**Exercise goal:** Filter the records, keeping every line that has the string "Amazon".

***** Entries provided *****

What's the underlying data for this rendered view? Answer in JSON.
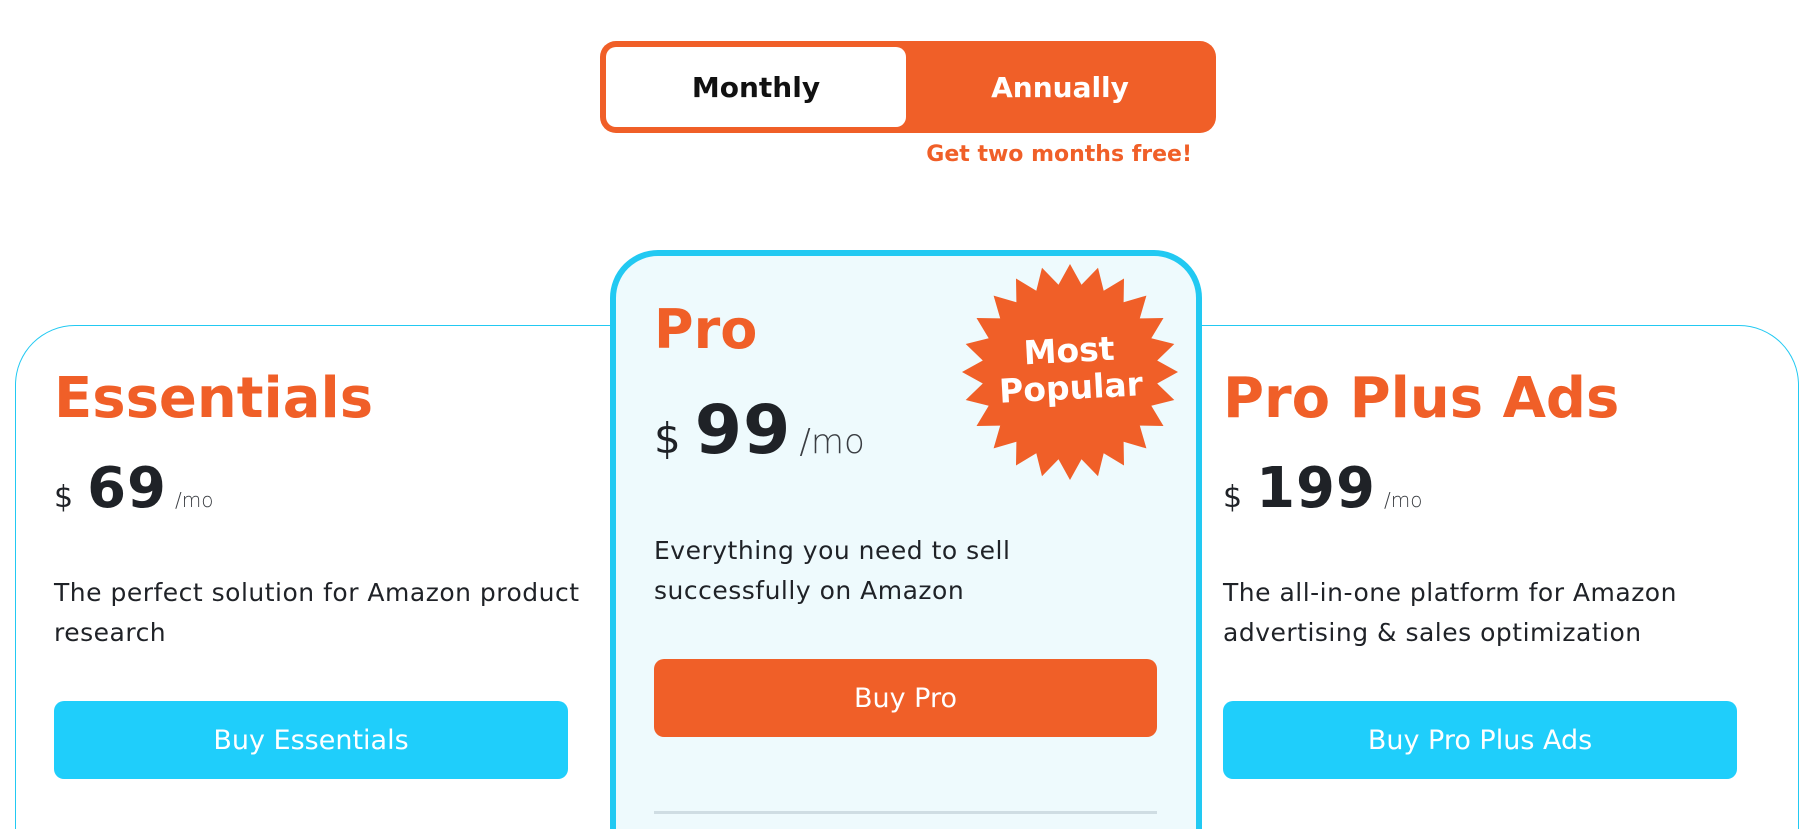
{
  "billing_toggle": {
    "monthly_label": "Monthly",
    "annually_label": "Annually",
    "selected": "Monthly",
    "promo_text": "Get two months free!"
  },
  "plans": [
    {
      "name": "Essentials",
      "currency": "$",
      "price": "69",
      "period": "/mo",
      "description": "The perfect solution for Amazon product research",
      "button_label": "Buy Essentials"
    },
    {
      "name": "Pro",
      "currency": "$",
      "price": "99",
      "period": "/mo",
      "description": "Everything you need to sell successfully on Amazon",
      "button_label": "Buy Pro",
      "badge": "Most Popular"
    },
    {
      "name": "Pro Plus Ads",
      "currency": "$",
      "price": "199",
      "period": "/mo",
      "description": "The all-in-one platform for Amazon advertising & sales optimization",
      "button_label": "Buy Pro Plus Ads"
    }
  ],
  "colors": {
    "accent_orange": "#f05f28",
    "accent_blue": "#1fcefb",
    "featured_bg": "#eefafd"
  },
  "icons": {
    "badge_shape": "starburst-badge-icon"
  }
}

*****

**Output:**
      "description": "The perfect solution for Amazon product research",
      "description": "Everything you need to sell successfully on Amazon",
      "description": "The all-in-one platform for Amazon advertising & sales optimization",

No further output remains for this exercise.